  2. 2.
    Lambeth JD, Neish AS (2014) Nox enzymes and new thinking on reactive oxygen: a double-edged sword revisited. Annu Rev Pathol 9:119–145CrossRefGoogle Scholar
  3. 3.
    Sirokmány G, Donkó Á, Geiszt M (2016) Nox/duox family of NADPH oxidases: lessons from knockout mouse models. Trends Pharmacol Sci 37:318–327CrossRefGoogle Scholar
  4. 4.
    Kalyanaraman B, Darley-Usmar V, Davies KJ et al (2012) Measuring reactive oxygen and nitrogen species with fluorescent probes: challenges and limitations. Free Radic Biol Med 52:1–6CrossRefGoogle Scholar
  5. 5.
    Bilan DS, Belousov VV (2017) New tools for redox biology: from imaging to manipulation. Free Radic Biol Med 109:167–188CrossRefGoogle Scholar
  6. 6.
    Enyedi B, Várnai P, Geiszt M (2010) Redox state of the endoplasmic reticulum is controlled by ero1l-alpha and intraluminal calcium. Antioxid Redox Signal 13:721–729CrossRefGoogle Scholar
  7. 7.
    Gutscher M, Sobotta MC, Wabnitz GH et al (2009) Proximity-based protein thiol oxidation by H2O2-scavenging peroxidases. J Biol Chem 284:31532–31540CrossRefGoogle Scholar
  8. 8.
    Belousov VV, Fradkov AF, Lukyanov KA et al (2006) Genetically encoded fluorescent indicator for intracellular hydrogen peroxide. Nat Methods 3:281–286CrossRefGoogle Scholar
  9. 9.
    Albrecht SC, Barata AG, Grosshans J et al (2011) In vivo mapping of hydrogen peroxide and oxidized glutathione reveals chemical and regional specificity of redox homeostasis. Cell Metab 14:819–829CrossRefGoogle Scholar
  10. 10.
    Enyedi B, Zana M, Donkó A, Geiszt M (2013) Spatial and temporal analysis of NADPH oxidase-generated hydrogen peroxide signals by novel fluorescent reporter proteins. Antioxid Redox Signal 19:523–534CrossRefGoogle Scholar
  11. 11.
    Schindelin J, Arganda-Carreras I, Frise E et al (2012) Fiji: an open-source platform for biological-image analysis. Nat Methods 9:676–682. CrossRefGoogle Scholar
  12. 12.
    Whitaker M (2010) Genetically encoded probes for measurement of intracellular calcium. Methods Cell Biol 99:153–182. CrossRefPubMedPubMedCentralGoogle Scholar

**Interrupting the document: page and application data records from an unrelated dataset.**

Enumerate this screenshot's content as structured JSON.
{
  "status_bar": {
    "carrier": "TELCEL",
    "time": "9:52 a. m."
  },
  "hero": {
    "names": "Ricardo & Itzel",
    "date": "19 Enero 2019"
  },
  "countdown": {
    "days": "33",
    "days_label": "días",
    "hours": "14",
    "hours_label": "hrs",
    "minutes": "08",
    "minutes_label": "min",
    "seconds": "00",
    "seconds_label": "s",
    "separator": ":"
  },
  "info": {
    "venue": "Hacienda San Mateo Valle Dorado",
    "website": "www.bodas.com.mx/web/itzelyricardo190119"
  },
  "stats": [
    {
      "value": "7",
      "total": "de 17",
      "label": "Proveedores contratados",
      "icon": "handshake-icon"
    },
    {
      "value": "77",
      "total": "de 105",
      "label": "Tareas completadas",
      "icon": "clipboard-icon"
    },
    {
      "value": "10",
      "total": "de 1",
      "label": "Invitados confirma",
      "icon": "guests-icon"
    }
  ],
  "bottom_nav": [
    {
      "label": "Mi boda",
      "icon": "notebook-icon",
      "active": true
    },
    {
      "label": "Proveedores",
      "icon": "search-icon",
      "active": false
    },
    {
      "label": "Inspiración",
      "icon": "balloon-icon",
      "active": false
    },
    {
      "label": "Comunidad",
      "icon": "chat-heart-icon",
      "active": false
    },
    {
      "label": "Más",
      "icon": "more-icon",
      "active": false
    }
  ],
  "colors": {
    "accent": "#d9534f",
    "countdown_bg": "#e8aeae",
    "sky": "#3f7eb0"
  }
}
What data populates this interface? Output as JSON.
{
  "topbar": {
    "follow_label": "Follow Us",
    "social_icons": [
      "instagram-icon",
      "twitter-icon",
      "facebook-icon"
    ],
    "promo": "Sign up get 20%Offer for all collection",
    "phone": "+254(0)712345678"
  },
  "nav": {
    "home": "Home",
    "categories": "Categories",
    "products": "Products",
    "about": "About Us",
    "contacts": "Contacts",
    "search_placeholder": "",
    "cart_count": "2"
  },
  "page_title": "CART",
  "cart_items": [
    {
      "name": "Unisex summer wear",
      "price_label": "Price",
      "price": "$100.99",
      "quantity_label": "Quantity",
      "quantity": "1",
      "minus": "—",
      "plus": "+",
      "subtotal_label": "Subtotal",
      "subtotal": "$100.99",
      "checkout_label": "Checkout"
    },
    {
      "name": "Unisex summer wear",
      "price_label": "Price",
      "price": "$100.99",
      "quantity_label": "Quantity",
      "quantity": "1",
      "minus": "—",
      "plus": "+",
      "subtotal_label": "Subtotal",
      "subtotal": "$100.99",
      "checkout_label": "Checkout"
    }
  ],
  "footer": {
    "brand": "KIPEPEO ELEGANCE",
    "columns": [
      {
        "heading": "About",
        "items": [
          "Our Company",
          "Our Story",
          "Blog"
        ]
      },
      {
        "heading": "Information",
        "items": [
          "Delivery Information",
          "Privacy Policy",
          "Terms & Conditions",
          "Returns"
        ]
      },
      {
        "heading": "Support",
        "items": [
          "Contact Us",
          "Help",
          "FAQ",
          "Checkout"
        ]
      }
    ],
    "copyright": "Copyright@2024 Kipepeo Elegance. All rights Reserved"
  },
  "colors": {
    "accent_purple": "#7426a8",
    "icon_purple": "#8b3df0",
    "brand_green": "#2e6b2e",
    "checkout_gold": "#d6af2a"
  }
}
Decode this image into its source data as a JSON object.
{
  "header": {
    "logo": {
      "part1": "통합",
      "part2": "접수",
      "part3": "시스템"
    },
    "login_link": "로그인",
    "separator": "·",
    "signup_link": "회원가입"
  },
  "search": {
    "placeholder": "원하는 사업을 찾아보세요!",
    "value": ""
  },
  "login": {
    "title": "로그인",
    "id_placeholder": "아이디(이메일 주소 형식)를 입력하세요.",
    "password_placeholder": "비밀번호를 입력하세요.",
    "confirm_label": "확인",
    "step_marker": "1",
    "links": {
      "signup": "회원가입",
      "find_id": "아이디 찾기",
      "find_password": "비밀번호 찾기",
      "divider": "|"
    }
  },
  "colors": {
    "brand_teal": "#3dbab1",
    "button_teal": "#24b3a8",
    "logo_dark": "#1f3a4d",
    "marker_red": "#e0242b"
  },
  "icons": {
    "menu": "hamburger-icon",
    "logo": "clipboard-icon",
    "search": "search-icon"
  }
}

Copyright information

© Springer Science+Business Media, LLC, part of Springer Nature 2019

Authors and Affiliations

  1. 1.Faculty of Medicine, Department of PhysiologySemmelweis UniversityBudapestHungary
  2. 2.MTA-SE Lendﺲlet Tissue Damage Research GroupHungarian Academy of Sciences and Semmelweis UniversityBudapestHungary

Personalised recommendations